***** SUPPLIED DATA *****

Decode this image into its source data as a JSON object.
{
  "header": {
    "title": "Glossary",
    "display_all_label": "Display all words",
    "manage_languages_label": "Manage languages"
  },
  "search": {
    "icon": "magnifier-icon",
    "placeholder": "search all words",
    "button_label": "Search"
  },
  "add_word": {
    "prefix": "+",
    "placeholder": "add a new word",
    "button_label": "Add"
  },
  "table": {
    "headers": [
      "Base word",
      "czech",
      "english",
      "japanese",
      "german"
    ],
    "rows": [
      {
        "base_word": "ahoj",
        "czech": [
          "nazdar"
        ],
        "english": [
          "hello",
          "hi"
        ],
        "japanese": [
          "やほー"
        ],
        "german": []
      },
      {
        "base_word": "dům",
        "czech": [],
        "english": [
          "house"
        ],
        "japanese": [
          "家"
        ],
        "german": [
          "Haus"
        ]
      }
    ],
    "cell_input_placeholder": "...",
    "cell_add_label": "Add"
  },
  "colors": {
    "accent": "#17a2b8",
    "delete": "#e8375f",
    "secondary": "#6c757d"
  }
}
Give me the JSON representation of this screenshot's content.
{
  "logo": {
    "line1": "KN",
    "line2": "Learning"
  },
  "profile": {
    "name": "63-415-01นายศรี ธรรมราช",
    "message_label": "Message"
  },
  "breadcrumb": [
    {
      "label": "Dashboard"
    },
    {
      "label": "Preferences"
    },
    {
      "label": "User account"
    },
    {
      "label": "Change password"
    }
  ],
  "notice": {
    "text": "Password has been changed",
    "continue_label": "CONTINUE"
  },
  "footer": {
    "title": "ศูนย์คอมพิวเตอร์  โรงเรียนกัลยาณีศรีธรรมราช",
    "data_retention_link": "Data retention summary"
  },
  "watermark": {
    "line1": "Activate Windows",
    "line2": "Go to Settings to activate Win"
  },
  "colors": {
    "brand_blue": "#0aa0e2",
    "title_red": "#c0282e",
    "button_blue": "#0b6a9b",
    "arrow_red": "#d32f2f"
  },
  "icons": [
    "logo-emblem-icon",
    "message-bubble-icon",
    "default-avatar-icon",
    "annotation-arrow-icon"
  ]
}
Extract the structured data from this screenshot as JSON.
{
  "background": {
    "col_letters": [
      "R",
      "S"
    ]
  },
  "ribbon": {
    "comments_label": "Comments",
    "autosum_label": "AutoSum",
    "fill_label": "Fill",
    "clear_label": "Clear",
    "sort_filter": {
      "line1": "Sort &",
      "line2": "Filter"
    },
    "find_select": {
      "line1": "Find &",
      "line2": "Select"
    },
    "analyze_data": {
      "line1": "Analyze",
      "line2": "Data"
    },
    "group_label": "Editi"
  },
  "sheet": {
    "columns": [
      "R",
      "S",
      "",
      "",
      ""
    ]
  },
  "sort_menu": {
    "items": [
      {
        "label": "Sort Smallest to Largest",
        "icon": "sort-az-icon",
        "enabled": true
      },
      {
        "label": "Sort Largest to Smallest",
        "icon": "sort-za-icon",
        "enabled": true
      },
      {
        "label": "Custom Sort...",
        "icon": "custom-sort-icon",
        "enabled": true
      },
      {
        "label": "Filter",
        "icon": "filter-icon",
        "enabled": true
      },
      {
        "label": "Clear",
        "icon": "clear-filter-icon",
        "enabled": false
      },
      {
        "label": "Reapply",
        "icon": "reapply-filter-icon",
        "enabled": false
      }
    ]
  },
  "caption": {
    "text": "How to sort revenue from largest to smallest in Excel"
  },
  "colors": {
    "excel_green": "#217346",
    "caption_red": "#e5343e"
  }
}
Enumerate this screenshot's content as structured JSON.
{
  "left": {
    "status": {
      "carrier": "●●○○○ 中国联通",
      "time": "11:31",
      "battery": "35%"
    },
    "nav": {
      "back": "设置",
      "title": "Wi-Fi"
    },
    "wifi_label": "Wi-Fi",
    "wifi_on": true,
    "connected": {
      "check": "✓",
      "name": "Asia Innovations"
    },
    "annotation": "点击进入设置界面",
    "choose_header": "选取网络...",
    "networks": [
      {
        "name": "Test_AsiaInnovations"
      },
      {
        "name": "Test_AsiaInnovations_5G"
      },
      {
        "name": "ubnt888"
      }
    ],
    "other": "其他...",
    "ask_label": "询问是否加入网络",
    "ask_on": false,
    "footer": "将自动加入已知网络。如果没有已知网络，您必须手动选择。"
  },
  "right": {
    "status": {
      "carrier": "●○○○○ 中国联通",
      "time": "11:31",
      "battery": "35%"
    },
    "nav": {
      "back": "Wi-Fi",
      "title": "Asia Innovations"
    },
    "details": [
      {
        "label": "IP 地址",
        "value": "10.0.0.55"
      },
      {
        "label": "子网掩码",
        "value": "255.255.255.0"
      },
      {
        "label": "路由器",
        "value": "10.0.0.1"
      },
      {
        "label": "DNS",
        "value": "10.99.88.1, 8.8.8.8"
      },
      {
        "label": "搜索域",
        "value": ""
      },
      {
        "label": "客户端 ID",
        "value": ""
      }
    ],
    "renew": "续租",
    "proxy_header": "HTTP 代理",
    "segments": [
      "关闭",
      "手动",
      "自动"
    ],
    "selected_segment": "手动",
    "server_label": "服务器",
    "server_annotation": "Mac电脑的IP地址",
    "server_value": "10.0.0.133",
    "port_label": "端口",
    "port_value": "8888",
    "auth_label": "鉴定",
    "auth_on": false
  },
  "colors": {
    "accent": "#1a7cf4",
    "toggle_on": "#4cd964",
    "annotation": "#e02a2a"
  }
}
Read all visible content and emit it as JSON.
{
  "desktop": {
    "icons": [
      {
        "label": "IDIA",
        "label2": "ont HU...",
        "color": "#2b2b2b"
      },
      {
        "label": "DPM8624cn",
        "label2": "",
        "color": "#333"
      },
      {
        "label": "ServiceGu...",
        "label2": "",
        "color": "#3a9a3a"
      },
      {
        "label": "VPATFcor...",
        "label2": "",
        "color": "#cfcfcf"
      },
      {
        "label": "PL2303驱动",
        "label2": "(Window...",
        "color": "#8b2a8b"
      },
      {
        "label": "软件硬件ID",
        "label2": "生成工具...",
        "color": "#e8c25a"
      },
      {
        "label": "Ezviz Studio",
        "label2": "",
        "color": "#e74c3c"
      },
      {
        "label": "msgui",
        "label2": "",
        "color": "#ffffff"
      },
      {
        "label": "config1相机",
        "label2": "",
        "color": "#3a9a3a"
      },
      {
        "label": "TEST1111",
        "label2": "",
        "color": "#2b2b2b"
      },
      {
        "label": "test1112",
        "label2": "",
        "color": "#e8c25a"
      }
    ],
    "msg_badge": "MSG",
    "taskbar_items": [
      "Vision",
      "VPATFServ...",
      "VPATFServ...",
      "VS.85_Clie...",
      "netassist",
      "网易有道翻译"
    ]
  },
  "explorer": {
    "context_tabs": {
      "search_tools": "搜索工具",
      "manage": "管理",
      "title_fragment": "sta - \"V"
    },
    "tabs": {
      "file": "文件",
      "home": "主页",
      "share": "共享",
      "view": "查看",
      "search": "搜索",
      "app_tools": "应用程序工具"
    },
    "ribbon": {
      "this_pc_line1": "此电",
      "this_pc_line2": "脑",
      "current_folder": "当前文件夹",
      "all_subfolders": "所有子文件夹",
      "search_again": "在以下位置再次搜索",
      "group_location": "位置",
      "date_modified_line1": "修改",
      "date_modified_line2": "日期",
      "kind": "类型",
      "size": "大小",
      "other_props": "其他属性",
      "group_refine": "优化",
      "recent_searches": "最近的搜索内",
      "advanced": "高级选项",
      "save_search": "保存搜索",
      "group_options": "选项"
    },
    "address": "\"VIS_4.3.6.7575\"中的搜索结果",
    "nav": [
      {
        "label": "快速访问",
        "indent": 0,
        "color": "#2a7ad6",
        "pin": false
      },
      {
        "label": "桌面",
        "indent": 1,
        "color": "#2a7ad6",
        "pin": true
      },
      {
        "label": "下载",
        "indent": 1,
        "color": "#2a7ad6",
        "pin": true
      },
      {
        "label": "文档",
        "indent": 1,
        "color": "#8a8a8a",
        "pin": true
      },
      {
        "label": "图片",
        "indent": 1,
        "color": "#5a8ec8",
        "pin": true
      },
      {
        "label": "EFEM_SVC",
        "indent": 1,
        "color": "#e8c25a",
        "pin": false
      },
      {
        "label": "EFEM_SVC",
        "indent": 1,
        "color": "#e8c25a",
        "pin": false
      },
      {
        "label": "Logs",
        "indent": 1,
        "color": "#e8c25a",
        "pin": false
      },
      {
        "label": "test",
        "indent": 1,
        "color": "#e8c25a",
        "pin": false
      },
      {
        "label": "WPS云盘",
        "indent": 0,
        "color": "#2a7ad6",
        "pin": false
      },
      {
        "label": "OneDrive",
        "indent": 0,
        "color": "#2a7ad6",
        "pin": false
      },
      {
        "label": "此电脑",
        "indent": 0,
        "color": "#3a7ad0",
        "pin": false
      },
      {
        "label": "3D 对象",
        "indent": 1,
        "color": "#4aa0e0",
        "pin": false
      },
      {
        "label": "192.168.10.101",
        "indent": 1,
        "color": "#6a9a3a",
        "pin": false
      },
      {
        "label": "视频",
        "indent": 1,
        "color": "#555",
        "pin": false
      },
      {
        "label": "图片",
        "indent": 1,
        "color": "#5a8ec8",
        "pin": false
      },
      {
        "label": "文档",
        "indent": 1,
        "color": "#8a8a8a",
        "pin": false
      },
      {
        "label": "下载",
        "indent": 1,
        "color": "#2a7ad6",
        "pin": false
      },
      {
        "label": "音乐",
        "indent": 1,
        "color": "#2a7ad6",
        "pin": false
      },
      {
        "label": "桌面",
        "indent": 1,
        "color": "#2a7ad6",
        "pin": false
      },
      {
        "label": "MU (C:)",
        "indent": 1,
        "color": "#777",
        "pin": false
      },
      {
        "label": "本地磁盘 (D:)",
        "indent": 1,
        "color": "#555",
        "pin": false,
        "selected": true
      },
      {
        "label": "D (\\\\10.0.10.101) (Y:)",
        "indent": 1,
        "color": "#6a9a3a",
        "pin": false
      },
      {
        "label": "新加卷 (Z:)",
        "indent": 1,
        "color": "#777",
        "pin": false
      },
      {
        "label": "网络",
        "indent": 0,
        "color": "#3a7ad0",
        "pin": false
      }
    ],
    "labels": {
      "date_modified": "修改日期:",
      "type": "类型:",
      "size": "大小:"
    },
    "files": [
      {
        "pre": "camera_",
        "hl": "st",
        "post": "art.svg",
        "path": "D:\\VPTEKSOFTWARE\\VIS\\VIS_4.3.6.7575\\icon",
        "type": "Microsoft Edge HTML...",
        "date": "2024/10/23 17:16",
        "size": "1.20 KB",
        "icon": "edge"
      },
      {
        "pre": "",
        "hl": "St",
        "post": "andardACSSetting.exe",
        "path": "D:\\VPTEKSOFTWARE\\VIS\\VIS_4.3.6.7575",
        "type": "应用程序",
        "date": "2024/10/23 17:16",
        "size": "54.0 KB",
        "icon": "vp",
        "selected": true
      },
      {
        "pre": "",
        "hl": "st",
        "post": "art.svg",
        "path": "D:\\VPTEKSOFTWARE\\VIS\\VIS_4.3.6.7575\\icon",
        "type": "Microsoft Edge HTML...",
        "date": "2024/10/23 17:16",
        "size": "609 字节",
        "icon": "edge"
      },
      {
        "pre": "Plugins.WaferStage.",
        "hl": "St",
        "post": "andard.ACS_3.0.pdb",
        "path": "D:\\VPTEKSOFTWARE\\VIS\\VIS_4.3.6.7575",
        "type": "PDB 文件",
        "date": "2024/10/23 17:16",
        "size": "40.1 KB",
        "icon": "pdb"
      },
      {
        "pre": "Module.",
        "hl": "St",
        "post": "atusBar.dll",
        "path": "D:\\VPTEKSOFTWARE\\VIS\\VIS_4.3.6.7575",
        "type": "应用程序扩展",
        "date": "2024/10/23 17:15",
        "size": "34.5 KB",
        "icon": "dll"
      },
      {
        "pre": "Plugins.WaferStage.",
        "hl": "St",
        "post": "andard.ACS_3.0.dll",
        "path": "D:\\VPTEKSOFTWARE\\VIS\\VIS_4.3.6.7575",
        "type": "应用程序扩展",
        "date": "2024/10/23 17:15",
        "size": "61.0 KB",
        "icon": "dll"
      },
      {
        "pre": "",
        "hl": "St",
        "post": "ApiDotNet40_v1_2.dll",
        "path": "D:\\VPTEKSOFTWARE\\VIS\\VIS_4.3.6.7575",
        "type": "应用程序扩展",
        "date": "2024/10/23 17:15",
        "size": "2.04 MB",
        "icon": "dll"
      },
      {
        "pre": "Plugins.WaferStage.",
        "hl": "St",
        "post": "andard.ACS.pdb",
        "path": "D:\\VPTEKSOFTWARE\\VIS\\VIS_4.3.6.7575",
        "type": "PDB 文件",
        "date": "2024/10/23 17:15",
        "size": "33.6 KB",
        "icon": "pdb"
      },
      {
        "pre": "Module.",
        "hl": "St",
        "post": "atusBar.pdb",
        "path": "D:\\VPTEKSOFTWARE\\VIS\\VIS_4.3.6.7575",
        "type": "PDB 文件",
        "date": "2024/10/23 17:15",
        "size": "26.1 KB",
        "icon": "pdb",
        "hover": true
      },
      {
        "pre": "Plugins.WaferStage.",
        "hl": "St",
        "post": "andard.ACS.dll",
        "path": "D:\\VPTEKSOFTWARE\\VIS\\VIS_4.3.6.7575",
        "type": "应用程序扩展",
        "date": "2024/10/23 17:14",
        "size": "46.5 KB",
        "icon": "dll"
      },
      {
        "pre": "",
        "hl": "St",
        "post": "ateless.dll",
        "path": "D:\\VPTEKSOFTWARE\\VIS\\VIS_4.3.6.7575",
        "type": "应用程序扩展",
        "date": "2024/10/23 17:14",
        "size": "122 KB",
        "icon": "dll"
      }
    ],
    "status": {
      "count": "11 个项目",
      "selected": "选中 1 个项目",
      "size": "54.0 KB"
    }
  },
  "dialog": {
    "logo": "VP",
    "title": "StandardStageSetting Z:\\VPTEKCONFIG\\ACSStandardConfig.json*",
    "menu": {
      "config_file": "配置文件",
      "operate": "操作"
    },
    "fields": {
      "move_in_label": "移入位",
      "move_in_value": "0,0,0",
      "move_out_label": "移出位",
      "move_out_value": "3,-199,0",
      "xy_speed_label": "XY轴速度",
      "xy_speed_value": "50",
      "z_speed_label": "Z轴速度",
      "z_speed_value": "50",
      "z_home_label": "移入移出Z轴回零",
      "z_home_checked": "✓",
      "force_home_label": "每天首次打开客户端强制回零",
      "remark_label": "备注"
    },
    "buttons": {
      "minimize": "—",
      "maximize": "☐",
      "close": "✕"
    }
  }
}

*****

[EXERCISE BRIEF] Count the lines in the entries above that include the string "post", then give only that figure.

[ANSWER SECTION] 11